▶ [Work request]: How many lines of the data contain the word "true"? Give only that number.

▶ [Data supplied]:
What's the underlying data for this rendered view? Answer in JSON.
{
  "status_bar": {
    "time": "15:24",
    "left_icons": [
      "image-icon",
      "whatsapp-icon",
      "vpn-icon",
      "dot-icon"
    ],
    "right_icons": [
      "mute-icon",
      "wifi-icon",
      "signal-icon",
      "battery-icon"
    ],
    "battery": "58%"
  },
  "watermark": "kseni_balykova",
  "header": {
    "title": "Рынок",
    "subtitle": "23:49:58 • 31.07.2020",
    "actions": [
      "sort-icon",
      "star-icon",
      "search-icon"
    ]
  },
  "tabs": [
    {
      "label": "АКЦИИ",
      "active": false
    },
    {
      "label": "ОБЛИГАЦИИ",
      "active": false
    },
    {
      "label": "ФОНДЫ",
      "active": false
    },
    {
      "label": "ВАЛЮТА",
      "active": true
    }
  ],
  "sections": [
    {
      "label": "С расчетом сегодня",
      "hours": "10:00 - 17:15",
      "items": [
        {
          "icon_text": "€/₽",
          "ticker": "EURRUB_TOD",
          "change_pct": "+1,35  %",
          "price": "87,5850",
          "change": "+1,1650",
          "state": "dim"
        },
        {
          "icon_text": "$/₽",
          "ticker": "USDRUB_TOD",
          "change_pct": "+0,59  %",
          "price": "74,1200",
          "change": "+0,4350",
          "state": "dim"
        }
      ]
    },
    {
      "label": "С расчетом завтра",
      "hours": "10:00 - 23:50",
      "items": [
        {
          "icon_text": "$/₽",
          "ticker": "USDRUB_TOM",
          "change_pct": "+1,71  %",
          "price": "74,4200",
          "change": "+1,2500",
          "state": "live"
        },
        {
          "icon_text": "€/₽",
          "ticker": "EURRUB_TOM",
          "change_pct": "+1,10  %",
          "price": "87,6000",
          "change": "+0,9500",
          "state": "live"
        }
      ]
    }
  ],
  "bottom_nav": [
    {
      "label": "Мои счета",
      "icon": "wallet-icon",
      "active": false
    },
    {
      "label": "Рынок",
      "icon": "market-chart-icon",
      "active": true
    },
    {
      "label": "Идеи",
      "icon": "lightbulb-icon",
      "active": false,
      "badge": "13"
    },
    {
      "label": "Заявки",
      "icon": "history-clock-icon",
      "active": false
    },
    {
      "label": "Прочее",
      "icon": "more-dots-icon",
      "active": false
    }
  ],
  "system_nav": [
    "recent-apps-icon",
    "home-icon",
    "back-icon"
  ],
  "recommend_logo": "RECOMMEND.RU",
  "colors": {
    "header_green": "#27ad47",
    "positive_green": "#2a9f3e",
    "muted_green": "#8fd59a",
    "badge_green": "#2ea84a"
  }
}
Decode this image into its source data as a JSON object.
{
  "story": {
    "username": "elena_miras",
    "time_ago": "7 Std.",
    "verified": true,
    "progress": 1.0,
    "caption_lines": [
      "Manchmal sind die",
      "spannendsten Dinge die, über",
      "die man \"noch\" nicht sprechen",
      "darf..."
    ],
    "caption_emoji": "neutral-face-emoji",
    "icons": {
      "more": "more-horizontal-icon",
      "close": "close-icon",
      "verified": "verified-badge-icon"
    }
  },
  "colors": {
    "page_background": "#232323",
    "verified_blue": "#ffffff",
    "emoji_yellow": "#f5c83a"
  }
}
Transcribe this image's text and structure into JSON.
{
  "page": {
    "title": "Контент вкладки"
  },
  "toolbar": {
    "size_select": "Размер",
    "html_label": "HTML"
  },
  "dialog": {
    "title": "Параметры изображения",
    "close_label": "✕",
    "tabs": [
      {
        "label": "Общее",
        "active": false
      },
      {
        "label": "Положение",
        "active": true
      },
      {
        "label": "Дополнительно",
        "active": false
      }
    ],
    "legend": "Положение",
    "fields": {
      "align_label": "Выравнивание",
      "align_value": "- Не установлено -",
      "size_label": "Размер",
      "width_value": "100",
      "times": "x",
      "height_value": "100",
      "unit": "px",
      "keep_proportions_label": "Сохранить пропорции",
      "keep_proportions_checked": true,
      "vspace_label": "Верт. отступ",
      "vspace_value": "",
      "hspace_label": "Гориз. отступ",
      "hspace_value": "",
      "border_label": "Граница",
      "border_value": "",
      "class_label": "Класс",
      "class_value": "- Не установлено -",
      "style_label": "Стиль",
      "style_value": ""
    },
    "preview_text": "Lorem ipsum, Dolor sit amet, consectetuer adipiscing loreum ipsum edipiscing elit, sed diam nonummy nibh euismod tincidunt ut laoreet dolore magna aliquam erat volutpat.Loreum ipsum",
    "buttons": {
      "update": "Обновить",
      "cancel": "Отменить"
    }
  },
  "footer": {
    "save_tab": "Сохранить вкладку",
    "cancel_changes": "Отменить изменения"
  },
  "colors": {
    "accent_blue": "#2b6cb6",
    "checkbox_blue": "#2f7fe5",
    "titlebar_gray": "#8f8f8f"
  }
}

▶ [Task result]: 5